AIM OF THE TASK - Please go through the records below and return every line holding the word "andrew".

******

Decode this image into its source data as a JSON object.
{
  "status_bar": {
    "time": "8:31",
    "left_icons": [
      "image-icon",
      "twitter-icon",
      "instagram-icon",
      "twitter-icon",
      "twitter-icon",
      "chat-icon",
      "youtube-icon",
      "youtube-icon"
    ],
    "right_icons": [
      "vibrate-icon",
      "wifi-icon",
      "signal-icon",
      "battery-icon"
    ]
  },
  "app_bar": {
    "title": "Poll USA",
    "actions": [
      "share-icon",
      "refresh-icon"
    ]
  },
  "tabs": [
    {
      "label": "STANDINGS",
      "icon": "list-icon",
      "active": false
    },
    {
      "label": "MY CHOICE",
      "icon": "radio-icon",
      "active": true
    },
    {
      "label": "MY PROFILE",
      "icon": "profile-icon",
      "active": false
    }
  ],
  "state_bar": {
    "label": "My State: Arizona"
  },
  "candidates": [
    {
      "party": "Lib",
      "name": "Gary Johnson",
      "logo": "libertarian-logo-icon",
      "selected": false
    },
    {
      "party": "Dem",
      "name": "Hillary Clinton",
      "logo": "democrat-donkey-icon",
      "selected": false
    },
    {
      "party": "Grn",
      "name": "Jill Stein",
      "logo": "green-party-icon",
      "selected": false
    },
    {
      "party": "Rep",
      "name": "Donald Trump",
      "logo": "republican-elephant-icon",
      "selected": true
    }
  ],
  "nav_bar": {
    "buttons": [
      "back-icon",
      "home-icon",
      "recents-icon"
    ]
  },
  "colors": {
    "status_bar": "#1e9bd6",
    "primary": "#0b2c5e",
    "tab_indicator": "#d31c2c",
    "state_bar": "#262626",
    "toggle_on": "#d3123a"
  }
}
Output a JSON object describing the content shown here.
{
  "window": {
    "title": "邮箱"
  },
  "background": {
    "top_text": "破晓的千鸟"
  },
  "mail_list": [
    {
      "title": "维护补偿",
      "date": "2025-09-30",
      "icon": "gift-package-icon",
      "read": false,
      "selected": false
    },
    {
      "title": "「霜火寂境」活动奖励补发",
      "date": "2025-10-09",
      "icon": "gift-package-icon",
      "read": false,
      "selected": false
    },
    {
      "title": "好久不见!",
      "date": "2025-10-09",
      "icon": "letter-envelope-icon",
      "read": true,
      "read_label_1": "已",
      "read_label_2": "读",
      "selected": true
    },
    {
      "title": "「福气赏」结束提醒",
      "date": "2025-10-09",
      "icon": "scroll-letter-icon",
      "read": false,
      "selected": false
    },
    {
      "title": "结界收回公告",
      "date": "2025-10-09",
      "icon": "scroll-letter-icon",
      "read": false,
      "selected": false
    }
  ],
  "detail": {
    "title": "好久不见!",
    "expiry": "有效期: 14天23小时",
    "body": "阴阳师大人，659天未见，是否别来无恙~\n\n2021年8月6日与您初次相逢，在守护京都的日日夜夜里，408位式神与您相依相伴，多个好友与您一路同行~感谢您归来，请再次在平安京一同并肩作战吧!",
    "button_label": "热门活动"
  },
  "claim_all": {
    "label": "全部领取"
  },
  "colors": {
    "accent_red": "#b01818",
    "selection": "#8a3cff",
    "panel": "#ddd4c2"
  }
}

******

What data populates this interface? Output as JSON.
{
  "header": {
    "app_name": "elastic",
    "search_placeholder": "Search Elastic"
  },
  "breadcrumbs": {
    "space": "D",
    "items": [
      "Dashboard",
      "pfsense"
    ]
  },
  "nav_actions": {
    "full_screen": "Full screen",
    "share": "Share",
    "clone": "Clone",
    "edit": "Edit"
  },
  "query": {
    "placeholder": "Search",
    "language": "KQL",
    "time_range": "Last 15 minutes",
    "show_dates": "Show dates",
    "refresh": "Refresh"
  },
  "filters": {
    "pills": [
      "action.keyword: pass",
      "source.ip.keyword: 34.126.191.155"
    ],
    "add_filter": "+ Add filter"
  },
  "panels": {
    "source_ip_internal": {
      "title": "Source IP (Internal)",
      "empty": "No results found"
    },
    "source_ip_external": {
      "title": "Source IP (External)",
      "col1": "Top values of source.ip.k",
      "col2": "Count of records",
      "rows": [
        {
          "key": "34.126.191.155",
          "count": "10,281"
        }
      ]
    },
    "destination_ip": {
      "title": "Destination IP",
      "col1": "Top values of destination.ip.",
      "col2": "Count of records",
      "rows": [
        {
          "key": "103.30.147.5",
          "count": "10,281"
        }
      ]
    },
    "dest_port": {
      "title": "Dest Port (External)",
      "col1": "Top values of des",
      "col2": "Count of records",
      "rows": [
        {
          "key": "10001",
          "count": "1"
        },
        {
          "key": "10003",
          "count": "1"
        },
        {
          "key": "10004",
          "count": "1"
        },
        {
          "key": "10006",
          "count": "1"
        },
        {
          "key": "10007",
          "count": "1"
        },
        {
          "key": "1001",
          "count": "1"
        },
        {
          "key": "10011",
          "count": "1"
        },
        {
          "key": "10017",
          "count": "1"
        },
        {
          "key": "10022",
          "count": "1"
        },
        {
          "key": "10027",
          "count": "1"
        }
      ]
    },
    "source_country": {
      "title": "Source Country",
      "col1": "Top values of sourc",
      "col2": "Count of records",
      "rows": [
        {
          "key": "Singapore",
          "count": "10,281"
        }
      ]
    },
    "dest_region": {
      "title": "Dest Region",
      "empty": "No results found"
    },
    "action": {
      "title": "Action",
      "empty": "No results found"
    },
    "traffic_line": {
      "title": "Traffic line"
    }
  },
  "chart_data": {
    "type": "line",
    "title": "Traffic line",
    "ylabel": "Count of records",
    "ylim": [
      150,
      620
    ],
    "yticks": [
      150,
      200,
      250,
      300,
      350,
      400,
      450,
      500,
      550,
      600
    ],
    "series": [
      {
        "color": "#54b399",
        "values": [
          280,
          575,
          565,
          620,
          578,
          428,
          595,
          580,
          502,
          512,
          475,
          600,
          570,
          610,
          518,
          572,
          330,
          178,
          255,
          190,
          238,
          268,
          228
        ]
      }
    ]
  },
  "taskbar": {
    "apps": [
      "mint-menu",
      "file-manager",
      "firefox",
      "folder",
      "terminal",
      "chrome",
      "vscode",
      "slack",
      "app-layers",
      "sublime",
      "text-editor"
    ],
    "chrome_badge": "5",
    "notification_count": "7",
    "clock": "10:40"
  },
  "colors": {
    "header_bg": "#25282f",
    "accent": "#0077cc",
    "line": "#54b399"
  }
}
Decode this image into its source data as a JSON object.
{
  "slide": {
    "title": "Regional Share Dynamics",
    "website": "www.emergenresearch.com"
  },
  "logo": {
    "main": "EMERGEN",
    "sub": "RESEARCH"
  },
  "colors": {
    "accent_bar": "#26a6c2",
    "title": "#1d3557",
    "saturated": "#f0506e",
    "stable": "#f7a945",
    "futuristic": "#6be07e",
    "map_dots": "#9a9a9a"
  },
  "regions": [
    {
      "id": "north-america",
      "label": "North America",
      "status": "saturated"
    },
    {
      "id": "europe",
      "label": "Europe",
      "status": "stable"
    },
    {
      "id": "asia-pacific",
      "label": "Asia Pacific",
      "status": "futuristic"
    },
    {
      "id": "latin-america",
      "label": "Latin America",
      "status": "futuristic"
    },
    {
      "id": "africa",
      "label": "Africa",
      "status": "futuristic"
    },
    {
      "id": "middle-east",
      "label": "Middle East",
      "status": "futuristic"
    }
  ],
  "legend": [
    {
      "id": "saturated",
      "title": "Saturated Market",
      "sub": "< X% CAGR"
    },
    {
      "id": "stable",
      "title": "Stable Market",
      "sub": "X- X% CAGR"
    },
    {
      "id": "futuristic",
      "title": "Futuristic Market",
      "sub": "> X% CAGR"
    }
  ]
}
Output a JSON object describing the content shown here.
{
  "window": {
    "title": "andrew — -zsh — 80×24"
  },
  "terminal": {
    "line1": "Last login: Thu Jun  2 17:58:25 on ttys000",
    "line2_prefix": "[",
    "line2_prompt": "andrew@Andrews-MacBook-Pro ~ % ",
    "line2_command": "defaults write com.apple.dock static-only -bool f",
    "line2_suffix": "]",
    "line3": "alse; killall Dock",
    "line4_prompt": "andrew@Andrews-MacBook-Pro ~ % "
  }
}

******

RESULT OF THIS EXERCISE -
    "title": "andrew — -zsh — 80×24"
    "line2_prompt": "andrew@Andrews-MacBook-Pro ~ % ",
    "line4_prompt": "andrew@Andrews-MacBook-Pro ~ % "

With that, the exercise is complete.